Thesis: Implications of the Immigration Detention-Industrial Complex
The thesis focuses on the on the (allegedly) unethical political-economic relationships found within the privatized immigration detention center industry. The paper explores the unprecedented growth of immigration detention centers, despite a decrease in illegal immigration in recent years. An analysis on this phenomenon suggests that this growth can be attributed to both political and economic factors that include (but are not limited to) the creation of anti-immigration laws and proposals, as well as an increase in contractual agreements between the United States‘ Immigration and Customs Enforcement (ICE) and private companies that provide detention services/facilities. The paper concludes with a discussion on the implications that this "immigration detention-industrial complex" has had on the immigrants currently residing in the United States, and the measures of action that can be taken to address this problem.
With the aid of the Nanovic Institute for European Studies, as well as the Da Vinci Grant program from the Institute for the Liberal Arts (ISLA), I have travelled to Estonia, Finland, and Latvia to research the implementation of a nationally-mandated Computer Science curriculum in Estonia. Following that project, ISLA then funded a research endeavor in the United Kingdom focusing on the creation and diffusion of Social Impact Bonds.
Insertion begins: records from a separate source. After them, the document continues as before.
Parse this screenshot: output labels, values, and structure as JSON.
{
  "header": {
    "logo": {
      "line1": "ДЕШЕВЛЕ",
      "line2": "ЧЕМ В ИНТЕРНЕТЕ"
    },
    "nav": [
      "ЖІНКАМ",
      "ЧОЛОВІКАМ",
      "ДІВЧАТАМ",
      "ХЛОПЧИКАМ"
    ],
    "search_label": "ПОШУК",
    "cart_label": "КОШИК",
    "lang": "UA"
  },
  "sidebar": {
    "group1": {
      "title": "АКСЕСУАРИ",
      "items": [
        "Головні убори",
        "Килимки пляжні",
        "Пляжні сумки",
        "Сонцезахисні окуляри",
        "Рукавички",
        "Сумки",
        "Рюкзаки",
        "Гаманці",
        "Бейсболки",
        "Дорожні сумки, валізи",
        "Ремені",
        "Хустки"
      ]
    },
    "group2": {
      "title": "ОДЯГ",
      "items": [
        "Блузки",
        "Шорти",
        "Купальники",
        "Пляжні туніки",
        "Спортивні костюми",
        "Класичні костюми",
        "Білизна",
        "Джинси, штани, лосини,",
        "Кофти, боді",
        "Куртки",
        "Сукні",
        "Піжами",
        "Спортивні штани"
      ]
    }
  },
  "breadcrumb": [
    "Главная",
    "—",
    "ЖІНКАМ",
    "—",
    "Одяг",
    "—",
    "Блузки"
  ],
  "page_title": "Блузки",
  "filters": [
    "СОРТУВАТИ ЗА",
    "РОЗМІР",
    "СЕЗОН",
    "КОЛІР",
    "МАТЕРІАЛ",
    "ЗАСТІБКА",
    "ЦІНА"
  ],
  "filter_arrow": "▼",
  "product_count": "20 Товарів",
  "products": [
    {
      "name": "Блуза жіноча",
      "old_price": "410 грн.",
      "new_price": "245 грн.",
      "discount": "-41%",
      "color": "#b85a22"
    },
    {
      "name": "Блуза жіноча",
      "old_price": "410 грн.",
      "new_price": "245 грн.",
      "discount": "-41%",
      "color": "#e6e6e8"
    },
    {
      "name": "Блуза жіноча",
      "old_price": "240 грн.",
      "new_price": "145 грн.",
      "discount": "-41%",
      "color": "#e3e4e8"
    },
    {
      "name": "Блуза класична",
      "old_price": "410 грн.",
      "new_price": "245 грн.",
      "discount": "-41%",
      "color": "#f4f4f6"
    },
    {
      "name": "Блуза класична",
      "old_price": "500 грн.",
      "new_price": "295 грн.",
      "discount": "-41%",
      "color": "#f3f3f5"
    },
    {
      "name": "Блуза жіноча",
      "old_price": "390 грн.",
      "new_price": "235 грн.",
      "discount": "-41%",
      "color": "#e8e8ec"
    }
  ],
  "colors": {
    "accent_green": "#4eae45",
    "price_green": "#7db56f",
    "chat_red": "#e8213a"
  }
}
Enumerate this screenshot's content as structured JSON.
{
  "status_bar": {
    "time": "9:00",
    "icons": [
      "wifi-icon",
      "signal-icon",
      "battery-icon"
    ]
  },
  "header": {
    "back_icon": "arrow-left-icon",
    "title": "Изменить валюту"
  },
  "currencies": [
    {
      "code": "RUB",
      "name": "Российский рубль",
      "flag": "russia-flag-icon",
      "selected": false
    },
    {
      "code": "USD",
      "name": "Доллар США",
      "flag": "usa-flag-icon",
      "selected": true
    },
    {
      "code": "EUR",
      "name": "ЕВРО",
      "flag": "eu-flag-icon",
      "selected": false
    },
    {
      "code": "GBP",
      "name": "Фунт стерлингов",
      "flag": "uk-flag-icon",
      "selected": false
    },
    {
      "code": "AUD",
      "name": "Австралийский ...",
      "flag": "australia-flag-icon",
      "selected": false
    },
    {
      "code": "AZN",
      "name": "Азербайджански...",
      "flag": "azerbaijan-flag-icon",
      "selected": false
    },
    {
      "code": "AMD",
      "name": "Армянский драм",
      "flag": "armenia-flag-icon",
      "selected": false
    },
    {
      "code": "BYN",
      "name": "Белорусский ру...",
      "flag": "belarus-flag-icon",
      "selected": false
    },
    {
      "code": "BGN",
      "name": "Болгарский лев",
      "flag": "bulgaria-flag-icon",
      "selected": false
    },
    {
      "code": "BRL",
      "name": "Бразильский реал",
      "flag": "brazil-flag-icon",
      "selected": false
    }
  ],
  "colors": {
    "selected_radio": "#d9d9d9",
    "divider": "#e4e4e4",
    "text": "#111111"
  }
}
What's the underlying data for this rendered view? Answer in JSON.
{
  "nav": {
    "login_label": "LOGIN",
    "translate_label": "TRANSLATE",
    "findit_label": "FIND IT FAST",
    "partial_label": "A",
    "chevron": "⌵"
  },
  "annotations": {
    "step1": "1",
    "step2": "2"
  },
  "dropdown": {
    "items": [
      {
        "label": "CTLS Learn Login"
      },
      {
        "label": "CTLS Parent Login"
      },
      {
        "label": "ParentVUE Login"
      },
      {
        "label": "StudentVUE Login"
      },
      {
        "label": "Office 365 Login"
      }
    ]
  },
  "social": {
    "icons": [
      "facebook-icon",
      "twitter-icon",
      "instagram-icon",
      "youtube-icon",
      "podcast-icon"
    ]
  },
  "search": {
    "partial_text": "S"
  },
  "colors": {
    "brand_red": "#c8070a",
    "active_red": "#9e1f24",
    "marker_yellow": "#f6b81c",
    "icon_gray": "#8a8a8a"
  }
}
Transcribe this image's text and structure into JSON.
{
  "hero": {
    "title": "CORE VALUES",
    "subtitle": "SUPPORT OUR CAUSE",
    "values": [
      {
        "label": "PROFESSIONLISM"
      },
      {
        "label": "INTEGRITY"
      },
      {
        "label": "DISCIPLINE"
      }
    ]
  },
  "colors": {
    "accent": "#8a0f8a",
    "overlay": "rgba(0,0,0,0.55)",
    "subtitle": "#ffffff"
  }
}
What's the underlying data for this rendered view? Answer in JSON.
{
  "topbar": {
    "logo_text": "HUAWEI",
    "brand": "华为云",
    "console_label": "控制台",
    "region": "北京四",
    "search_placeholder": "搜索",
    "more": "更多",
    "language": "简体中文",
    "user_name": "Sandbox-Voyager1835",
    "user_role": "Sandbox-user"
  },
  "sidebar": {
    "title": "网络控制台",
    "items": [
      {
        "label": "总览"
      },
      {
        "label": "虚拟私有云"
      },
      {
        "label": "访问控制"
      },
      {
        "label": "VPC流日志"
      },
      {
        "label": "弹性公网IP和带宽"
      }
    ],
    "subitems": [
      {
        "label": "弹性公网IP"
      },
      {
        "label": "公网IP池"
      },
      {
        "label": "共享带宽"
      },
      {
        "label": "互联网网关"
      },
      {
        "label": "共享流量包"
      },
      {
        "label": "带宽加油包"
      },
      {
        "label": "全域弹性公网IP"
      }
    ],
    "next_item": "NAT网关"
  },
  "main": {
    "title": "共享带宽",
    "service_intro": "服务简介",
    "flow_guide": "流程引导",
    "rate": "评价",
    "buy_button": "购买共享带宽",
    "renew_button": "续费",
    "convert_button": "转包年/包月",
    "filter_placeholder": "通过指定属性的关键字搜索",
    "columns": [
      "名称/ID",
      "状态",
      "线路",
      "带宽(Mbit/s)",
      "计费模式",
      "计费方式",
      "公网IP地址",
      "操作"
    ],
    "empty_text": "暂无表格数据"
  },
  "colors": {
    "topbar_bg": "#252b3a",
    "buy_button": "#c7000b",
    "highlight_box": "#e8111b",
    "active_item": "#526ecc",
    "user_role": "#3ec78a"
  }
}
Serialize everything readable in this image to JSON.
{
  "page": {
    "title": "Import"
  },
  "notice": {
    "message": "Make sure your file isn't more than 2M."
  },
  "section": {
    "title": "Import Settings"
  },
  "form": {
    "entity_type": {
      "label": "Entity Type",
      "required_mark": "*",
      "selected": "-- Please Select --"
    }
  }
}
In addition, I have also travelled with the Student International Business Council (SIBC) to Panama, undertaking a case study on mineral extraction in conjunction with the Universidad Católica Santa María La Antigua de Panamá.
Microfinance; Cross-cultural comparisons of education and prison systems; Criminal networks; International development